This policy brief draws extensively on the ideas generated during the discussions to provide policy recommendations to government officials and relevant NGOs as to what fair and effective irregular migration governance might entail in light of the complexity, and how a balance can be struck between national security concerns and respecting irregular migrants rights while taking into account the economic contributions these migrants bring. Throughout the brief, we use a global justice framework as a guide for developing a comprehensive approach to irregular migration.

Most migration stakeholders clearly recognize that irregularity is undesirable and a continuous source of concern for many governments and the international community. The issue, which has barely been acknowledged, is that continuous demand for cheap labor in destination states is a catalyst for irregular migration, both stimulating and sustaining the phenomenon. It is within this complex and paradoxical context of undesirability and indispensability that policymakers and irregular migrants find themselves.

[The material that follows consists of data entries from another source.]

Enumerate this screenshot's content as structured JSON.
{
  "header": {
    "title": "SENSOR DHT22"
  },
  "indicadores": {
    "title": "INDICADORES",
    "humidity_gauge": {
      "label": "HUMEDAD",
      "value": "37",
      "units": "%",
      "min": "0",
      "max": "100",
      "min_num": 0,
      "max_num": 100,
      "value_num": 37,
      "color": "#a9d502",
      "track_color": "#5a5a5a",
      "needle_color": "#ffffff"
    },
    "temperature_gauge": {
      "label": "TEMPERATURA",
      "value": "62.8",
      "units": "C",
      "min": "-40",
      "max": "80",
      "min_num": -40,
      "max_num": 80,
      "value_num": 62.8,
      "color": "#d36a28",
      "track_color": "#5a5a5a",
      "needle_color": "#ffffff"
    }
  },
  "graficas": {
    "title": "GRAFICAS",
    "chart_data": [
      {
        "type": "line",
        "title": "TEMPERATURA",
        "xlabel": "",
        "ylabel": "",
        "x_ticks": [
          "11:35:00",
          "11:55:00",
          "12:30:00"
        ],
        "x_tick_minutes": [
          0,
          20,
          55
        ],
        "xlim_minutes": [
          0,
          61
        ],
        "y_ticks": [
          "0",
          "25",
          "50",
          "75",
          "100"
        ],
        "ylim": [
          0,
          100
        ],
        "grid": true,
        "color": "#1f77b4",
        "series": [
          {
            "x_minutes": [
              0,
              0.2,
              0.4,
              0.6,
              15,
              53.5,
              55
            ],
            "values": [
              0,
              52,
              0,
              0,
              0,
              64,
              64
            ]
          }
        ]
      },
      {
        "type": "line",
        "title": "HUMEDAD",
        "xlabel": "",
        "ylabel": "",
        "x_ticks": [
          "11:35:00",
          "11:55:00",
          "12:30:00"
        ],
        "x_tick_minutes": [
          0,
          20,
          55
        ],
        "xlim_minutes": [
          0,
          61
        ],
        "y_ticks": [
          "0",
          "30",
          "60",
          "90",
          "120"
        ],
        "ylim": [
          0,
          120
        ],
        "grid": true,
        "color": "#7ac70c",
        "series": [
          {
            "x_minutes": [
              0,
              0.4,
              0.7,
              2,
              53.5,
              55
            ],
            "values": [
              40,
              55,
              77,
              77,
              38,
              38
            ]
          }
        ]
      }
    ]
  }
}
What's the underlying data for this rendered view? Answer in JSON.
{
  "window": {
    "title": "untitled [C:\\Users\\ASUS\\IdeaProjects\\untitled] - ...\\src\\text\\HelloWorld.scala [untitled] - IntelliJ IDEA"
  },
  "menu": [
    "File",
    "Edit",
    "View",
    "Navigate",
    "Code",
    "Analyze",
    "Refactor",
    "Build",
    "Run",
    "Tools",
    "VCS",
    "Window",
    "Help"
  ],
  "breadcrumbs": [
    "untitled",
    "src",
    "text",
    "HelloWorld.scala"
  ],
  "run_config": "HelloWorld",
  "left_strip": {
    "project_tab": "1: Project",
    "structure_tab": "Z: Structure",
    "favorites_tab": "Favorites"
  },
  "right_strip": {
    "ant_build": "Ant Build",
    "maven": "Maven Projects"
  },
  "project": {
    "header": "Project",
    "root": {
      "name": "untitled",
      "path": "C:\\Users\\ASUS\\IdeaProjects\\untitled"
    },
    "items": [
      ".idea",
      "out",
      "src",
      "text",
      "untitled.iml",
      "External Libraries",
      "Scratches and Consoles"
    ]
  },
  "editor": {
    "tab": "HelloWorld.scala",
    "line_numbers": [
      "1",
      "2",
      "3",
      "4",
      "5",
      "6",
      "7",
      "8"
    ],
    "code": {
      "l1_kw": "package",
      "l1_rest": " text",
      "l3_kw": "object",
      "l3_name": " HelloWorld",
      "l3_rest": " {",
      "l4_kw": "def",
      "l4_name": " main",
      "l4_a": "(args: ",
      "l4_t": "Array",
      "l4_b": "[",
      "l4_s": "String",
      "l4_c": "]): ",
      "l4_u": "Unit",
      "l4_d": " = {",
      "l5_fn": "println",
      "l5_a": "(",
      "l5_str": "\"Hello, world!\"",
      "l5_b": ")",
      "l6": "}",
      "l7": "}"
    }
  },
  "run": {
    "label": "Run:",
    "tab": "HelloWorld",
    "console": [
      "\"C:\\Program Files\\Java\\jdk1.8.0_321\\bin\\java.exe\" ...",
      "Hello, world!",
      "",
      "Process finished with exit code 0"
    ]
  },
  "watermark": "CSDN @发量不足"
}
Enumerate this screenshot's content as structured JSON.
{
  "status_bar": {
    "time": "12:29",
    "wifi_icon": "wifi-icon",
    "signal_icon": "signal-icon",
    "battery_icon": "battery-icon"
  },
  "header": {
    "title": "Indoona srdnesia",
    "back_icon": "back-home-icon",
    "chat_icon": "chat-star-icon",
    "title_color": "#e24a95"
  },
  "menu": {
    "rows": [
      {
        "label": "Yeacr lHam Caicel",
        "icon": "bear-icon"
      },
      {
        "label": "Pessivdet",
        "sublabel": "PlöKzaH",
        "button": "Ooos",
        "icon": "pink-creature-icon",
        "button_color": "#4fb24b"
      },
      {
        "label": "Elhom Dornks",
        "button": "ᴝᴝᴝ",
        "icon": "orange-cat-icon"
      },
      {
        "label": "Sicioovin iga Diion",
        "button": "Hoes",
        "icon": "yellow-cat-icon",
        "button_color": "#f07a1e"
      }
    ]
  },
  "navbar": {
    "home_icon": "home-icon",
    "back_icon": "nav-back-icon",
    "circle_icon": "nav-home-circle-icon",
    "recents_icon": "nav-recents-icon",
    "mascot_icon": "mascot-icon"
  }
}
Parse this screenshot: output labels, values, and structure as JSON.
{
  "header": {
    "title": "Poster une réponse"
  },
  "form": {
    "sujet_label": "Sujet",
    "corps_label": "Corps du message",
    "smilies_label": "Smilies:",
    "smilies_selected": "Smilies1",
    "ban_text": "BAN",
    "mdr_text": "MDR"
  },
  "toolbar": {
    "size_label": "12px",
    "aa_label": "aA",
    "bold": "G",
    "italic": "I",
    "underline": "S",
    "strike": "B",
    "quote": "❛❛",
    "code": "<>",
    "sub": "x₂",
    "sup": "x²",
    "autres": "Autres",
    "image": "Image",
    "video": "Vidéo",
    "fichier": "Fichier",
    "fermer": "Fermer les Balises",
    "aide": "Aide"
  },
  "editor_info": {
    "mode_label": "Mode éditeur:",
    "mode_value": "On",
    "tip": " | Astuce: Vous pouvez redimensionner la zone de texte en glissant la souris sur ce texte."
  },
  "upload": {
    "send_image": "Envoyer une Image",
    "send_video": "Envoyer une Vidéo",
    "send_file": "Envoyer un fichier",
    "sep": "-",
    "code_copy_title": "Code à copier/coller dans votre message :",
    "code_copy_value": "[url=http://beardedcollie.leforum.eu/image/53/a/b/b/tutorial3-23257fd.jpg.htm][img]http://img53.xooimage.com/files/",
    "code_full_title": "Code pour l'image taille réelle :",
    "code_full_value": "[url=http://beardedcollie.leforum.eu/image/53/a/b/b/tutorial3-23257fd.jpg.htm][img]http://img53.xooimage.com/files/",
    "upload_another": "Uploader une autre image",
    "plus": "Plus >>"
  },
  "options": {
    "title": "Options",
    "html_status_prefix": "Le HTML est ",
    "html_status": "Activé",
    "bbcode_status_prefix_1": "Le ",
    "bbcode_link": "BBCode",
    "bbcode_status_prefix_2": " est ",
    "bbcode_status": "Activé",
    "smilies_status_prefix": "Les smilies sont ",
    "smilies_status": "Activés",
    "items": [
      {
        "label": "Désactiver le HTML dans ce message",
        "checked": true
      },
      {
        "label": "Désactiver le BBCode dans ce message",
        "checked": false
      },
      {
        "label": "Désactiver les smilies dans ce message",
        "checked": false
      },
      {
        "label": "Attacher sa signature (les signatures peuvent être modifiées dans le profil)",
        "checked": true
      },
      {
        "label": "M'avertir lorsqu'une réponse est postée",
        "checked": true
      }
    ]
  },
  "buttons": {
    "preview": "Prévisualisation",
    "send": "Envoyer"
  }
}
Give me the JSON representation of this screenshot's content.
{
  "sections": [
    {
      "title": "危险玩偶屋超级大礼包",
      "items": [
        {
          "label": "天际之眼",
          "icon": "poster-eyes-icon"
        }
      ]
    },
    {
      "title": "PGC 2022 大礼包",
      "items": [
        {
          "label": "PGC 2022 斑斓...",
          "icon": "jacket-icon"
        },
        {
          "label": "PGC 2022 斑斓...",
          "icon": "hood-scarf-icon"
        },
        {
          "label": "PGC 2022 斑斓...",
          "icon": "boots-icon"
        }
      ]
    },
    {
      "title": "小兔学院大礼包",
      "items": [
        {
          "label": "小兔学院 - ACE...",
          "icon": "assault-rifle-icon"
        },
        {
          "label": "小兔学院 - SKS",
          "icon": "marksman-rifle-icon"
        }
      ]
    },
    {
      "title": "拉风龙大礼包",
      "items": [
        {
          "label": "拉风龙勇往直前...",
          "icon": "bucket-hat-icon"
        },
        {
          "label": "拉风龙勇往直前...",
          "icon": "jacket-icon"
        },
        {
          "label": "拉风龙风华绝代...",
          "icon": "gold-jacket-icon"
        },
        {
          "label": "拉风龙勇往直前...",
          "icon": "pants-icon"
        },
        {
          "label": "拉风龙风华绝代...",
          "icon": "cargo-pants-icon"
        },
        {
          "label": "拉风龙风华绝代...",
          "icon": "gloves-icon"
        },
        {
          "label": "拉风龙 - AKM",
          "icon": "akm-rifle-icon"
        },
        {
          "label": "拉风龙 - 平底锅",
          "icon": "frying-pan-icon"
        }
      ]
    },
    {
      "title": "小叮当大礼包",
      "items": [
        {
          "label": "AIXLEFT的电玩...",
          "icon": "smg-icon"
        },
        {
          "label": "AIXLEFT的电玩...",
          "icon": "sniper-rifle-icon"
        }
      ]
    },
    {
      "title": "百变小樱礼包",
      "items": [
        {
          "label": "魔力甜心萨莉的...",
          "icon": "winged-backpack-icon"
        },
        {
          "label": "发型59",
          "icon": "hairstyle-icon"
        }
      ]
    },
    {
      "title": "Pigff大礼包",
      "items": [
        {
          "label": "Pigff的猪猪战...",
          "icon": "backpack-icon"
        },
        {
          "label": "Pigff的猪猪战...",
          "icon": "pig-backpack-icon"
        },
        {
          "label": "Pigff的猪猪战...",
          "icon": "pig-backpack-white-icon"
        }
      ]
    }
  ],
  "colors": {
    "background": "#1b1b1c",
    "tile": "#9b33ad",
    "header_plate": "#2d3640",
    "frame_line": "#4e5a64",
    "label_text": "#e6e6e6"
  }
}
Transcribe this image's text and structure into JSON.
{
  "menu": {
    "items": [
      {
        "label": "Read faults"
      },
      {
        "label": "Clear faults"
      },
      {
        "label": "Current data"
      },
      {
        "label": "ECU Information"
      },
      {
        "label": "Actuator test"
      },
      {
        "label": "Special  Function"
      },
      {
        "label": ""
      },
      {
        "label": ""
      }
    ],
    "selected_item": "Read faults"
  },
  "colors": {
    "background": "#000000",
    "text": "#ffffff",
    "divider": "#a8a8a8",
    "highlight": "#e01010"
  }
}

After outlining the multifarious aspects of irregular migration, the brief proposes four concrete policy recommendations. The first reassesses the concept of irregular migration and how it can be adapted to promote comprehensive migration policies. The second addresses security concerns. The third and fourth discuss how stakeholders could use in-depth dialogues and partnerships in developing and adopting migration governance reforms. The recommendations are geared toward the needs of contemporary migration stakeholders as well as to the “usual suspects” of international migration governance.